**DATA EXTRACTS:**
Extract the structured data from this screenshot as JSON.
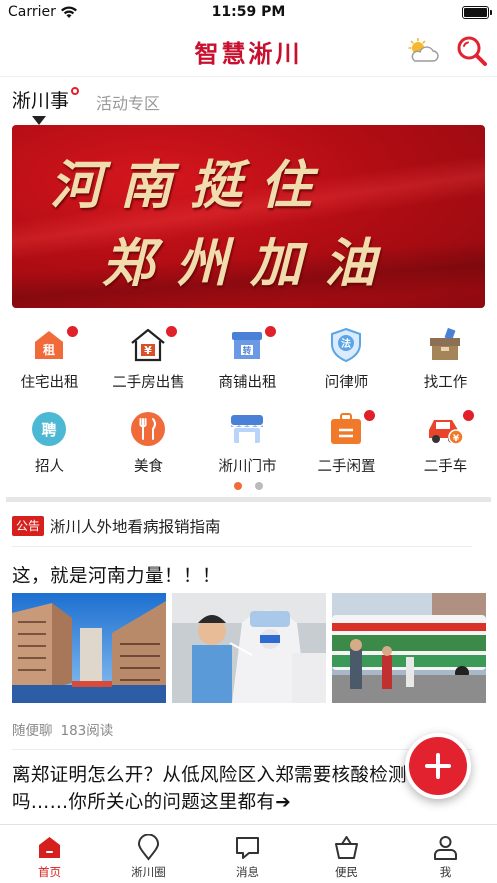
{
  "status_bar": {
    "carrier": "Carrier",
    "time": "11:59 PM"
  },
  "header": {
    "title": "智慧淅川"
  },
  "tabs": {
    "active": "淅川事",
    "inactive": "活动专区"
  },
  "banner": {
    "line1": "河南挺住",
    "line2": "郑州加油"
  },
  "grid": [
    {
      "label": "住宅出租",
      "icon": "house-rent-icon",
      "badge": true,
      "color": "#f06a3a"
    },
    {
      "label": "二手房出售",
      "icon": "house-sale-icon",
      "badge": true,
      "color": "#d94f2a"
    },
    {
      "label": "商铺出租",
      "icon": "shop-rent-icon",
      "badge": true,
      "color": "#4a80d6"
    },
    {
      "label": "问律师",
      "icon": "lawyer-icon",
      "badge": false,
      "color": "#5aa4e8"
    },
    {
      "label": "找工作",
      "icon": "job-icon",
      "badge": false,
      "color": "#a5845a"
    },
    {
      "label": "招人",
      "icon": "recruit-icon",
      "badge": false,
      "color": "#4cb8d4"
    },
    {
      "label": "美食",
      "icon": "food-icon",
      "badge": false,
      "color": "#f06a3a"
    },
    {
      "label": "淅川门市",
      "icon": "storefront-icon",
      "badge": false,
      "color": "#4a80d6"
    },
    {
      "label": "二手闲置",
      "icon": "secondhand-icon",
      "badge": true,
      "color": "#f07a2a"
    },
    {
      "label": "二手车",
      "icon": "car-icon",
      "badge": true,
      "color": "#e8452c"
    }
  ],
  "pager": {
    "active_color": "#f06a3a",
    "inactive_color": "#bbbbbb"
  },
  "notice": {
    "tag": "公告",
    "text": "淅川人外地看病报销指南"
  },
  "article1": {
    "title": "这，就是河南力量！！！",
    "source": "随便聊",
    "reads": "183阅读"
  },
  "article2": {
    "title": "离郑证明怎么开？从低风险区入郑需要核酸检测证明吗……你所关心的问题这里都有➔"
  },
  "tabbar": [
    {
      "label": "首页",
      "icon": "home-icon",
      "active": true
    },
    {
      "label": "淅川圈",
      "icon": "location-pin-icon",
      "active": false
    },
    {
      "label": "消息",
      "icon": "message-icon",
      "active": false
    },
    {
      "label": "便民",
      "icon": "shopping-bag-icon",
      "active": false
    },
    {
      "label": "我",
      "icon": "person-icon",
      "active": false
    }
  ],
  "colors": {
    "brand": "#c8102e",
    "accent": "#d6201e"
  }
}
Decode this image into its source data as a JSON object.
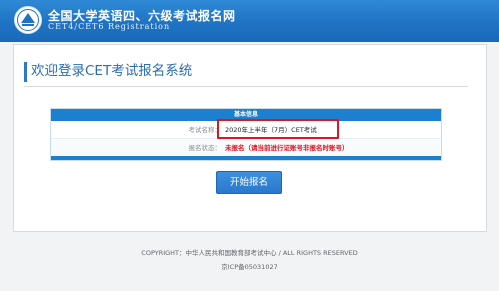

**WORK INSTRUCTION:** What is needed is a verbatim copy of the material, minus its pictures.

**WRITTEN SOLUTION:**
Extract the structured data from this screenshot as JSON.
{
  "status_bar": {
    "carrier": "Carrier",
    "time": "11:59 PM"
  },
  "header": {
    "title": "智慧淅川"
  },
  "tabs": {
    "active": "淅川事",
    "inactive": "活动专区"
  },
  "banner": {
    "line1": "河南挺住",
    "line2": "郑州加油"
  },
  "grid": [
    {
      "label": "住宅出租",
      "icon": "house-rent-icon",
      "badge": true,
      "color": "#f06a3a"
    },
    {
      "label": "二手房出售",
      "icon": "house-sale-icon",
      "badge": true,
      "color": "#d94f2a"
    },
    {
      "label": "商铺出租",
      "icon": "shop-rent-icon",
      "badge": true,
      "color": "#4a80d6"
    },
    {
      "label": "问律师",
      "icon": "lawyer-icon",
      "badge": false,
      "color": "#5aa4e8"
    },
    {
      "label": "找工作",
      "icon": "job-icon",
      "badge": false,
      "color": "#a5845a"
    },
    {
      "label": "招人",
      "icon": "recruit-icon",
      "badge": false,
      "color": "#4cb8d4"
    },
    {
      "label": "美食",
      "icon": "food-icon",
      "badge": false,
      "color": "#f06a3a"
    },
    {
      "label": "淅川门市",
      "icon": "storefront-icon",
      "badge": false,
      "color": "#4a80d6"
    },
    {
      "label": "二手闲置",
      "icon": "secondhand-icon",
      "badge": true,
      "color": "#f07a2a"
    },
    {
      "label": "二手车",
      "icon": "car-icon",
      "badge": true,
      "color": "#e8452c"
    }
  ],
  "pager": {
    "active_color": "#f06a3a",
    "inactive_color": "#bbbbbb"
  },
  "notice": {
    "tag": "公告",
    "text": "淅川人外地看病报销指南"
  },
  "article1": {
    "title": "这，就是河南力量！！！",
    "source": "随便聊",
    "reads": "183阅读"
  },
  "article2": {
    "title": "离郑证明怎么开？从低风险区入郑需要核酸检测证明吗……你所关心的问题这里都有➔"
  },
  "tabbar": [
    {
      "label": "首页",
      "icon": "home-icon",
      "active": true
    },
    {
      "label": "淅川圈",
      "icon": "location-pin-icon",
      "active": false
    },
    {
      "label": "消息",
      "icon": "message-icon",
      "active": false
    },
    {
      "label": "便民",
      "icon": "shopping-bag-icon",
      "active": false
    },
    {
      "label": "我",
      "icon": "person-icon",
      "active": false
    }
  ],
  "colors": {
    "brand": "#c8102e",
    "accent": "#d6201e"
  }
}
Decode this image into its source data as a JSON object.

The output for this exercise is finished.